> _What is required_:
Take from the listing each line that has the string "Email".

> _Data to use_:
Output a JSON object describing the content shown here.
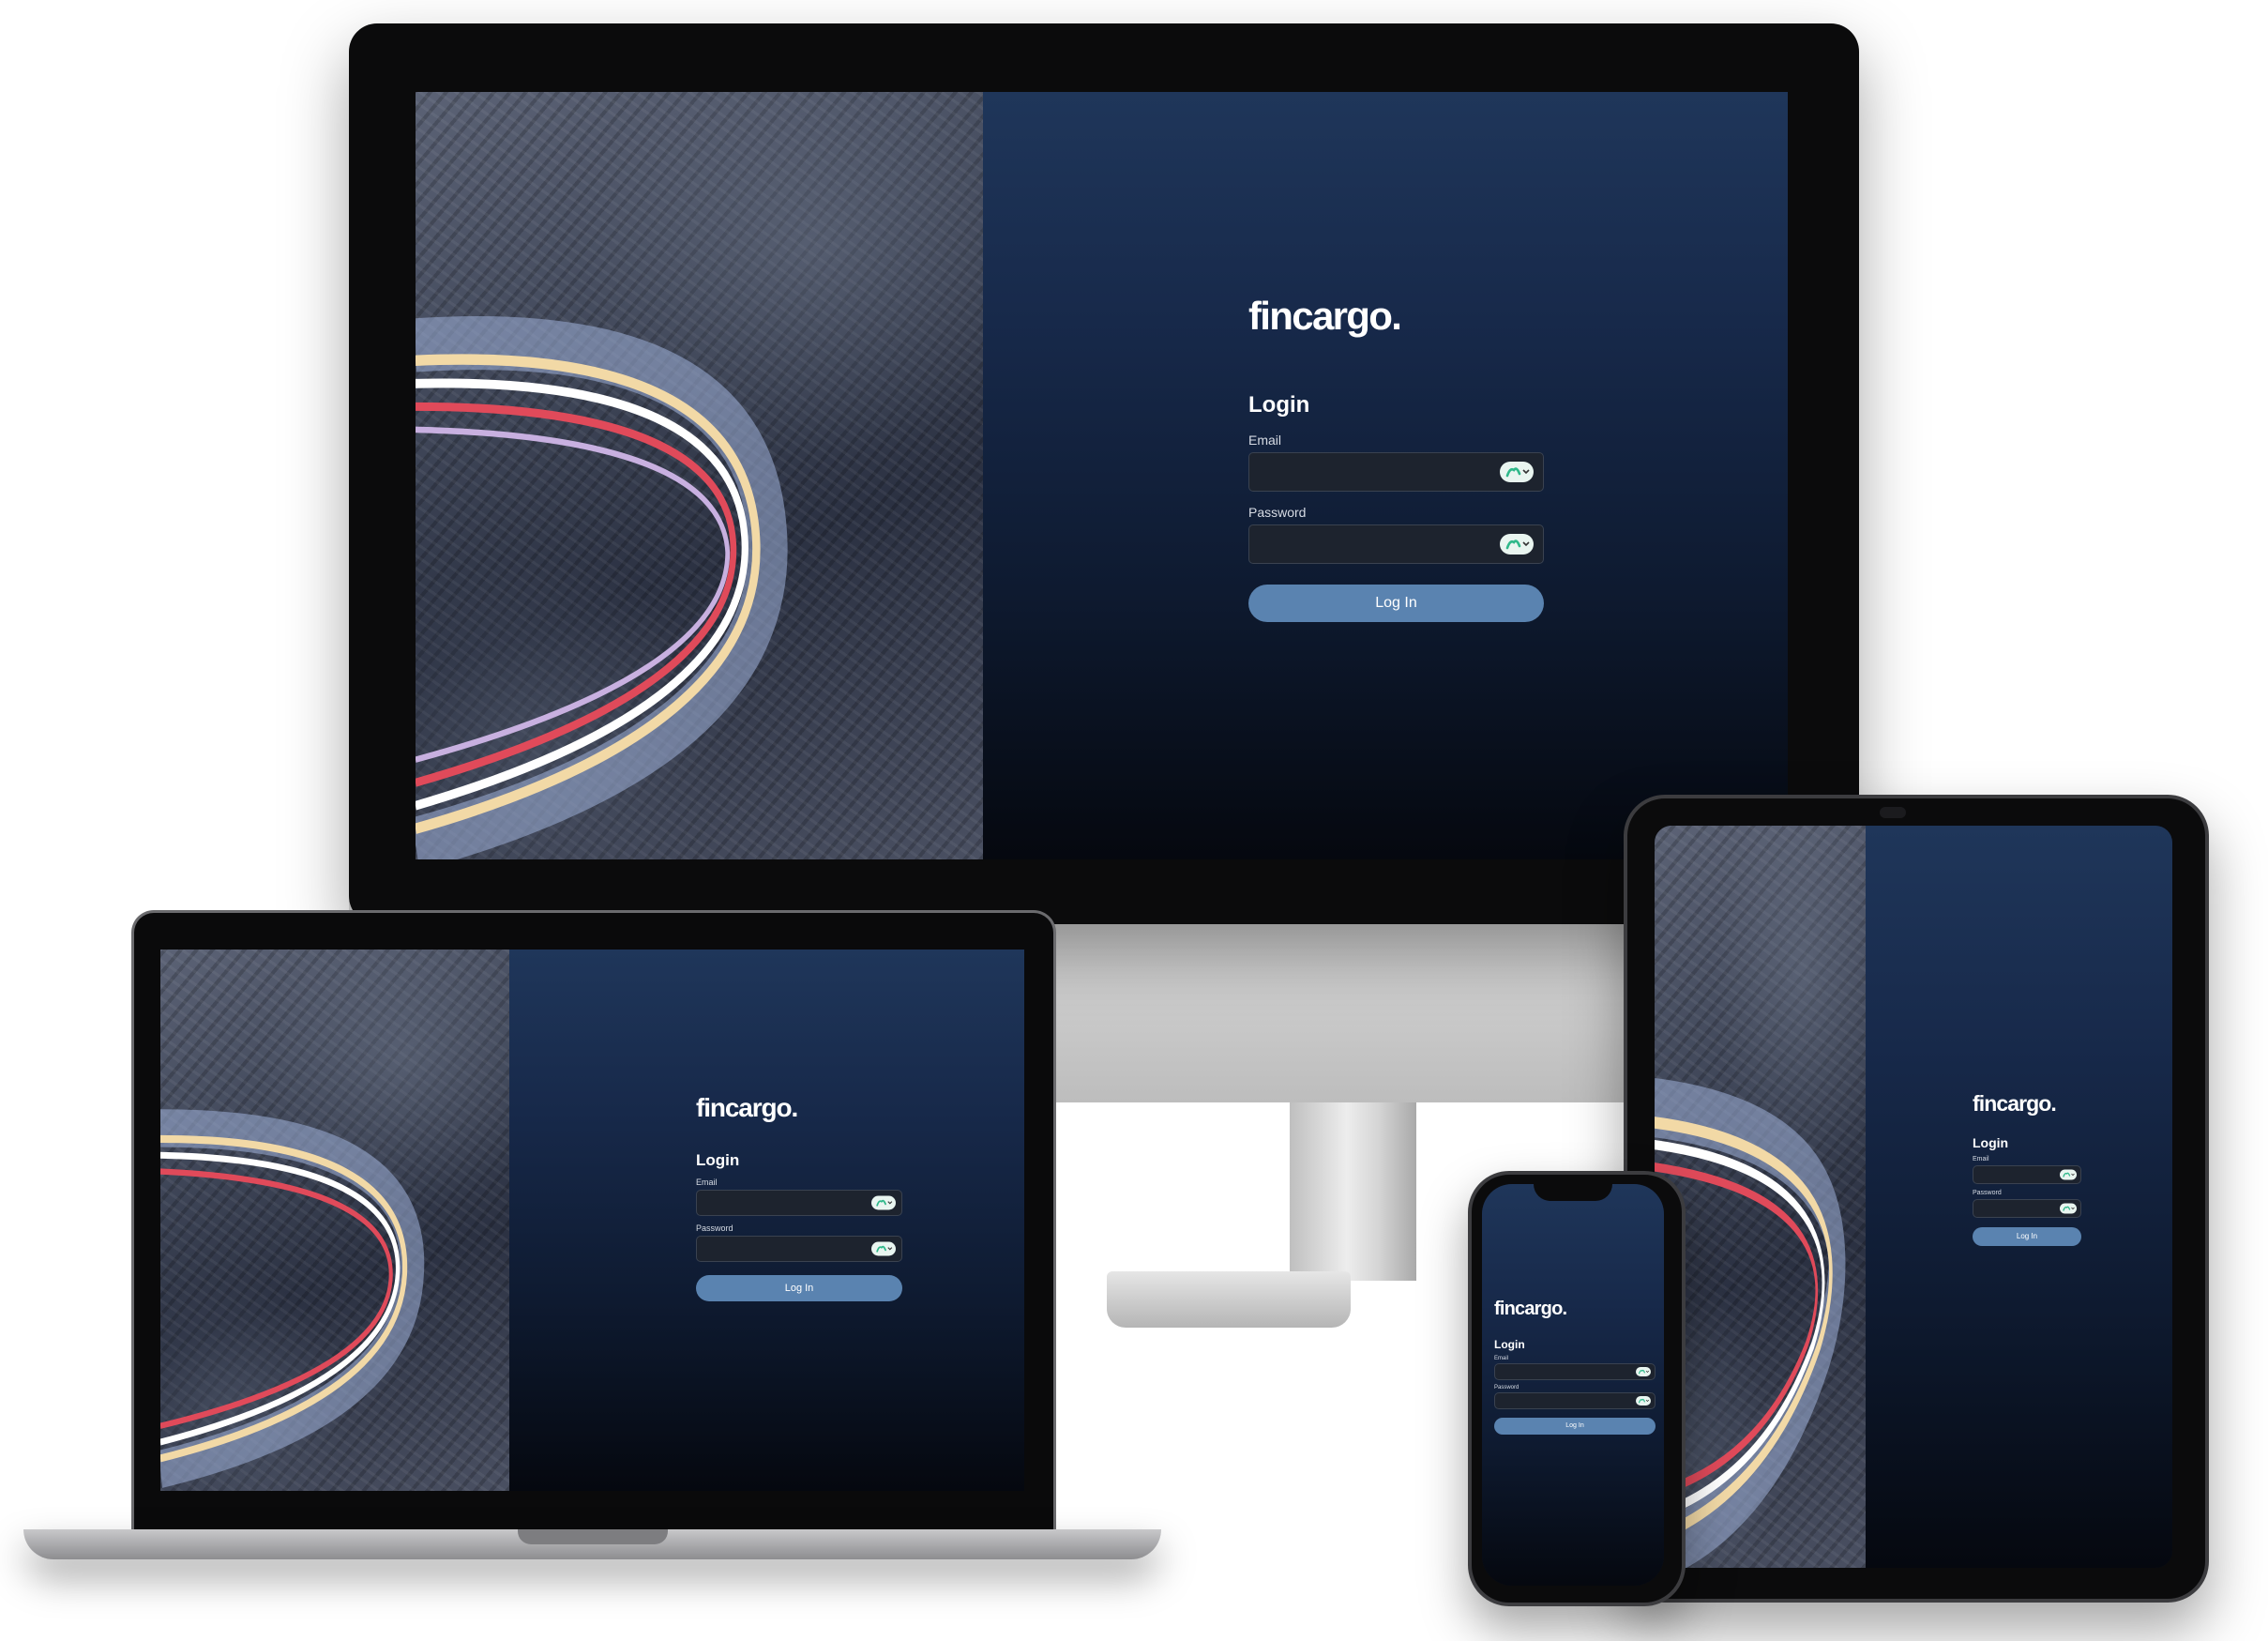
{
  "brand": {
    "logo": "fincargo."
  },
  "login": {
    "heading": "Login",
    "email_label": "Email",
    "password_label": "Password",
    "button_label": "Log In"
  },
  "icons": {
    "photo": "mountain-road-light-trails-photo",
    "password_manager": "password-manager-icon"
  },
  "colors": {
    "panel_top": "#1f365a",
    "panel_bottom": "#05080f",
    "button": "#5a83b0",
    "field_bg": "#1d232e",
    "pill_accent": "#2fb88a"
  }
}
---
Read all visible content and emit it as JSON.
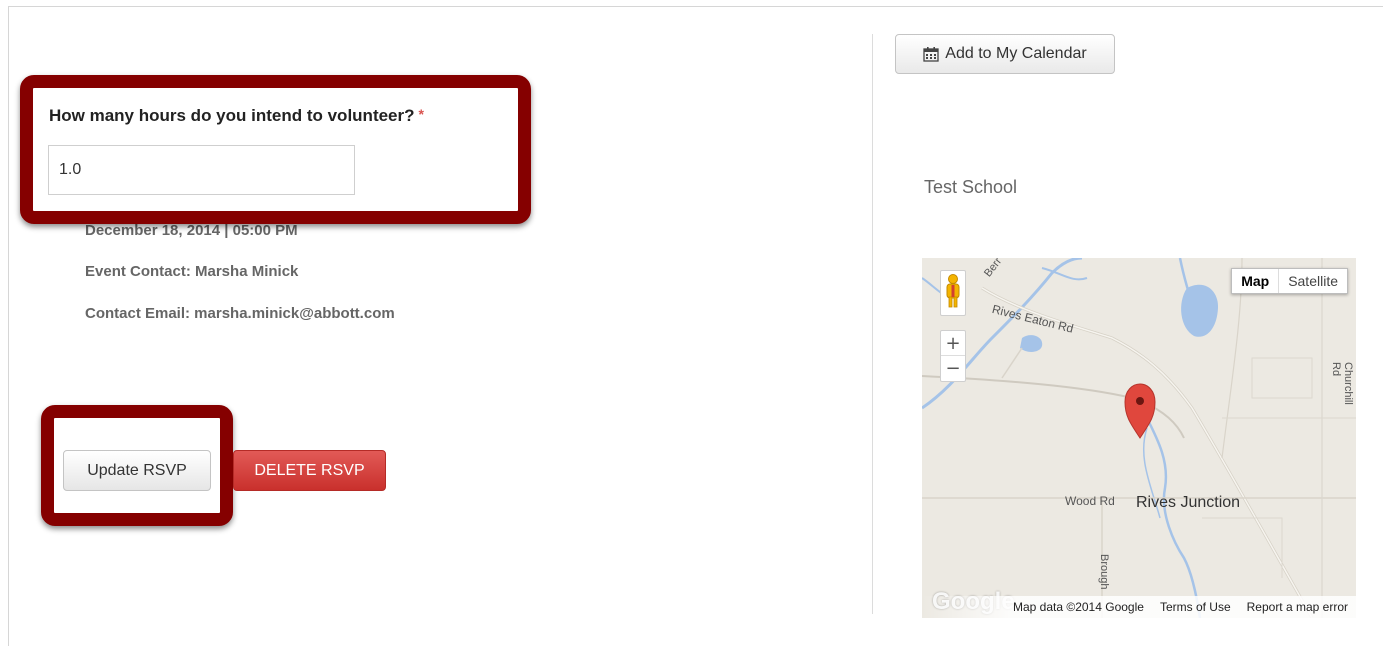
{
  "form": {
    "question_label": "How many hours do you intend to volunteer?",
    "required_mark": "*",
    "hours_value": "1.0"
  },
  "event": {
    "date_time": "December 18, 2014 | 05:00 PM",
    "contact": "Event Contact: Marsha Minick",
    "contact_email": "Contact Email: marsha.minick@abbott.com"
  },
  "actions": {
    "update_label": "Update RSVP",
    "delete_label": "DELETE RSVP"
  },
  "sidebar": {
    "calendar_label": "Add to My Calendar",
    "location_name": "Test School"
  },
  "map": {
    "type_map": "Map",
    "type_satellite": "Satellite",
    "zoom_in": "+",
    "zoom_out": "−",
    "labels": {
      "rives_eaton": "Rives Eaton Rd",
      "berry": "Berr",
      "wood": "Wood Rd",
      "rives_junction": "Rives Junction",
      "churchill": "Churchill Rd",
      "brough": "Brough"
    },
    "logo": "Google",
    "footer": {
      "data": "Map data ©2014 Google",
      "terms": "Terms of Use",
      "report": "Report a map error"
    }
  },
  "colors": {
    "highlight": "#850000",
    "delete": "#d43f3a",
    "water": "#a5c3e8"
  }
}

> _Reply to the task_:
    "email_label": "Email",
    "contact_email": "Contact Email: marsha.minick@abbott.com"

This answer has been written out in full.